Material shown: Begin

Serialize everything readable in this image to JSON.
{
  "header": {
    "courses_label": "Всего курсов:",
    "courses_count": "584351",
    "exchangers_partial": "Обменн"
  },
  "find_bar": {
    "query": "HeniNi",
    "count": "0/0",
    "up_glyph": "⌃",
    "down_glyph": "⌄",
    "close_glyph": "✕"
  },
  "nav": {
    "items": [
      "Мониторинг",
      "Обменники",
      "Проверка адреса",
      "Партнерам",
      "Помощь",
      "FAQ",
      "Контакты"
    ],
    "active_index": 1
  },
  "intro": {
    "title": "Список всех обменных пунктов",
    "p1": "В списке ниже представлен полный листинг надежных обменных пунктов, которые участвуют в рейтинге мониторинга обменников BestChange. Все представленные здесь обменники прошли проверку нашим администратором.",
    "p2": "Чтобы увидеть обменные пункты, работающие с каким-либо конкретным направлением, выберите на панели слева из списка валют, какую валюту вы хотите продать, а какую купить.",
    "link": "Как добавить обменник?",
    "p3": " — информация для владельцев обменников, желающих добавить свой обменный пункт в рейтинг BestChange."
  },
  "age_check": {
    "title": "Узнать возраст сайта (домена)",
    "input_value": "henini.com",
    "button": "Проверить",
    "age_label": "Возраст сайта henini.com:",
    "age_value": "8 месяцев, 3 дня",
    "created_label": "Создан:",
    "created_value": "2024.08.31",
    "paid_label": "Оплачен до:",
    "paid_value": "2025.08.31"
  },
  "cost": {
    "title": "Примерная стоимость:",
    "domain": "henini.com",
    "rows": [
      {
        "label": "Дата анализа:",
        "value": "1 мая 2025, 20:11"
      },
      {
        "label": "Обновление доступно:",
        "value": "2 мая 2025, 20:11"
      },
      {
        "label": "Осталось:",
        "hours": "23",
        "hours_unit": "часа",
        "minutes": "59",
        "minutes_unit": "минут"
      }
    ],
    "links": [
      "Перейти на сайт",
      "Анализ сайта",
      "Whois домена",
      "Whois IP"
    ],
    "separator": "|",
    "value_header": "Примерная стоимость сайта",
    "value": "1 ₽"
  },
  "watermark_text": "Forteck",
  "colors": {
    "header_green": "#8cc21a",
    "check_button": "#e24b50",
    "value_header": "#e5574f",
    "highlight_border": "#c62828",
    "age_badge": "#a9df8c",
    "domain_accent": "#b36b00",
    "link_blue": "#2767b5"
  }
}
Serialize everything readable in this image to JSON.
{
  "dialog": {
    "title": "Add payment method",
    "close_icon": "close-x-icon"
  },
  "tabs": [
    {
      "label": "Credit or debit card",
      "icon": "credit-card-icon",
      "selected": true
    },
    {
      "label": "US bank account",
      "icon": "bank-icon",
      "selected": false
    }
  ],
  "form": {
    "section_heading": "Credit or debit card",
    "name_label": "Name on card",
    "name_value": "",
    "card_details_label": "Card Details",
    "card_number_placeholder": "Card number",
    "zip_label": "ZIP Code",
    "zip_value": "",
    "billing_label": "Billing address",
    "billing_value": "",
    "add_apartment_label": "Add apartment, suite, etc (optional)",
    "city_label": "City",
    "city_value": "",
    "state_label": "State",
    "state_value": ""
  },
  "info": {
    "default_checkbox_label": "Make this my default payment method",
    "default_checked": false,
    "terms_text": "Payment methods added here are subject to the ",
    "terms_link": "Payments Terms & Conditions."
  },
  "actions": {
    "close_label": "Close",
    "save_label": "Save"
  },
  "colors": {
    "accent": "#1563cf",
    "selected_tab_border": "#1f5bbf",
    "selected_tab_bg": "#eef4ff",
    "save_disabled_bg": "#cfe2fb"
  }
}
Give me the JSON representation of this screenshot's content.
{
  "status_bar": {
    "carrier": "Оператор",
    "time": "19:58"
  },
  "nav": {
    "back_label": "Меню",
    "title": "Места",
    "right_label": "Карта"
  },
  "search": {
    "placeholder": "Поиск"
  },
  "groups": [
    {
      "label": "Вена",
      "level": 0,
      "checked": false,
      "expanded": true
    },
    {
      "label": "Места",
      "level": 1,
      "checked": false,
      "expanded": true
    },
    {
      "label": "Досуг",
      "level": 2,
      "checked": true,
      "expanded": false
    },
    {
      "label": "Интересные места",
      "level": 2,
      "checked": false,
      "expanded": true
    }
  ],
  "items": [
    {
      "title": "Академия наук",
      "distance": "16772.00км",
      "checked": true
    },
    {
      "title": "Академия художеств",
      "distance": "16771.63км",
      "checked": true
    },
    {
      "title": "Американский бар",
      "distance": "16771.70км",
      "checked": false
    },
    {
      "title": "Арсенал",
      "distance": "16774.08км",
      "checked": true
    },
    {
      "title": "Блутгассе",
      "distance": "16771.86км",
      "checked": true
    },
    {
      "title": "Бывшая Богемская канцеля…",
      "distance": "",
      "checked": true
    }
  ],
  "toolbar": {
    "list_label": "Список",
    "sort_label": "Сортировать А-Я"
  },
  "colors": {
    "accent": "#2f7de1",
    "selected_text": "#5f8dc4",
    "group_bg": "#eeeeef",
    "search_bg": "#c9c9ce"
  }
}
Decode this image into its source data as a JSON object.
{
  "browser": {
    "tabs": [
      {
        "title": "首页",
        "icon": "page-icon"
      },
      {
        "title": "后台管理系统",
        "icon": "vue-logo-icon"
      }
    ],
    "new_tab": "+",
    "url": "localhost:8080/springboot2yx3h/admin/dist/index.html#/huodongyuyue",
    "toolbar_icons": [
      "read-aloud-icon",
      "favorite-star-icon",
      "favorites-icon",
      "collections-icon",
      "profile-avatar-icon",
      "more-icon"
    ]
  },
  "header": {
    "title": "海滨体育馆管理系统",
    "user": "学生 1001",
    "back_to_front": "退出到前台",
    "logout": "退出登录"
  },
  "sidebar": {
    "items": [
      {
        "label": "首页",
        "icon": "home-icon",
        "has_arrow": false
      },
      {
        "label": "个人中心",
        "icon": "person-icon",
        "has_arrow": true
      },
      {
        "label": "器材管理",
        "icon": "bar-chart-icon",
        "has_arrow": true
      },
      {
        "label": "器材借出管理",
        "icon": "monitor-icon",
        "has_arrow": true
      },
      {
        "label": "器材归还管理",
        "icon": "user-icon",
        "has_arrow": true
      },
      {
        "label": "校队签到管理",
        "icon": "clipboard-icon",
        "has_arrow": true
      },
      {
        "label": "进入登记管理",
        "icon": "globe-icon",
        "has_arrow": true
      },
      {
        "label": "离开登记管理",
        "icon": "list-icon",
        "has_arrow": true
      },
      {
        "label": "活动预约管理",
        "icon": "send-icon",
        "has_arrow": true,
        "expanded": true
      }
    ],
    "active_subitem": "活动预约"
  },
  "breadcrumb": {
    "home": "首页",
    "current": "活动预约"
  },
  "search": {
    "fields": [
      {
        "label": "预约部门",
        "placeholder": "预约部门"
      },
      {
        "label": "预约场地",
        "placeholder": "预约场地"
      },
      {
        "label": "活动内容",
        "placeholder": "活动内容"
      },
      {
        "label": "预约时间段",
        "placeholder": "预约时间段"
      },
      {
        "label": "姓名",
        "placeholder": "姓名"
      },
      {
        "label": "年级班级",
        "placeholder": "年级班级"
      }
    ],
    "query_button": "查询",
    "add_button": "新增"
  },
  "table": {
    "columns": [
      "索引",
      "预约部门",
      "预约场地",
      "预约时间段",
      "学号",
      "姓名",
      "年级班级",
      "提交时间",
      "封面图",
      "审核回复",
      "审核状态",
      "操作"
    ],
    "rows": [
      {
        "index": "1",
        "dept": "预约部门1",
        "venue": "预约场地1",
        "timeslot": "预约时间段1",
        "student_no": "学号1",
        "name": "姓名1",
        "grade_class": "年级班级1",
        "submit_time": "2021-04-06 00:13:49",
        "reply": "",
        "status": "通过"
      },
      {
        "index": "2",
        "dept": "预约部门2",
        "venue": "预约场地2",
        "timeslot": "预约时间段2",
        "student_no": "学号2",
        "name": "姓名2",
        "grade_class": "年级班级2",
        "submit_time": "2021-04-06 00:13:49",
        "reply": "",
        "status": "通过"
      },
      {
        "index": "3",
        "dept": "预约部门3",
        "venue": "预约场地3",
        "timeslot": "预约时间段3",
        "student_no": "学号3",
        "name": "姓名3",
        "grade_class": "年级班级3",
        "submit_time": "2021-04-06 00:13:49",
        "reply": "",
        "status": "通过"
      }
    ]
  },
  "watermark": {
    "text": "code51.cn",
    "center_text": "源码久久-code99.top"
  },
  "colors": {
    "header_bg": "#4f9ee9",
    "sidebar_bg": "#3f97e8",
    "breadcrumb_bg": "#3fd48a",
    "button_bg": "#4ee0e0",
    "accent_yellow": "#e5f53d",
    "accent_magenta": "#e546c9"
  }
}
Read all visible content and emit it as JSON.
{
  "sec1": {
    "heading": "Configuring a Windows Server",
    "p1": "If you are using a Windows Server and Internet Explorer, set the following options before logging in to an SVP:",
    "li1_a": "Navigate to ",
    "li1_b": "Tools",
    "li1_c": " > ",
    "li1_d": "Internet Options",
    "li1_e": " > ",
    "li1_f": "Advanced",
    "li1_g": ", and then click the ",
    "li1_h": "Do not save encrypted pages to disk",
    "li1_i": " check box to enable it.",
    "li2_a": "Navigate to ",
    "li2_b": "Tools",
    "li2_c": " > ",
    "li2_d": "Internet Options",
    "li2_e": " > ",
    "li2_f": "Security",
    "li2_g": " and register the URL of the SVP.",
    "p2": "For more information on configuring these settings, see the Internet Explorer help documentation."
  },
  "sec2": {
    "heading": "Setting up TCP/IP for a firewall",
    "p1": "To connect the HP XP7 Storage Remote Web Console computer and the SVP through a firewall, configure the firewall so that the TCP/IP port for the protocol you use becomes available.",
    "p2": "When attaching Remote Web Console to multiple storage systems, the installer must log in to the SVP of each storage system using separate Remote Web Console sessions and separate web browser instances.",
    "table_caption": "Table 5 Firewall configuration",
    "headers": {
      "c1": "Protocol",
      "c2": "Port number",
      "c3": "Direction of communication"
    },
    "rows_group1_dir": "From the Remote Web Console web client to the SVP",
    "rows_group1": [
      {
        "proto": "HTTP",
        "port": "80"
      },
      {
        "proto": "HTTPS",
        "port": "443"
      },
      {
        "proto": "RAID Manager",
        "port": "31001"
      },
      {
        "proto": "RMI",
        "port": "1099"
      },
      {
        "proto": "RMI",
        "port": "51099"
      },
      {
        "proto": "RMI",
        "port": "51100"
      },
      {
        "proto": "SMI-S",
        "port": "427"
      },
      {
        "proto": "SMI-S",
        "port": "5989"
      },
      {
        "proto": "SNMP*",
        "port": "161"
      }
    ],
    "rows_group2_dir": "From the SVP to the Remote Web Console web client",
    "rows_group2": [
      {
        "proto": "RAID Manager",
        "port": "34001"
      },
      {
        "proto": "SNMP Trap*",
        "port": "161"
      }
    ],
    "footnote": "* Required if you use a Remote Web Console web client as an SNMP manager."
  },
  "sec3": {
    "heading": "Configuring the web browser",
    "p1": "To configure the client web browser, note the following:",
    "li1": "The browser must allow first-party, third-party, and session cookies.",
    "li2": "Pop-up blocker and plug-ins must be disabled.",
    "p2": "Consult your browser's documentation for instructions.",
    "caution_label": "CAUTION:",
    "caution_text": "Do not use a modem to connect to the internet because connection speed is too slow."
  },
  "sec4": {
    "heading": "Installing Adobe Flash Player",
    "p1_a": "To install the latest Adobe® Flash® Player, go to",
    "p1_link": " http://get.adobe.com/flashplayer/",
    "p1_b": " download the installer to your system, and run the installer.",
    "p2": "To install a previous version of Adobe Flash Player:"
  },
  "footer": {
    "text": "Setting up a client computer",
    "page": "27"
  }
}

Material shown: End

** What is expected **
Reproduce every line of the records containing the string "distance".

** Solution to this task **
      "distance": "16772.00км",
      "distance": "16771.63км",
      "distance": "16771.70км",
      "distance": "16774.08км",
      "distance": "16771.86км",
      "distance": "",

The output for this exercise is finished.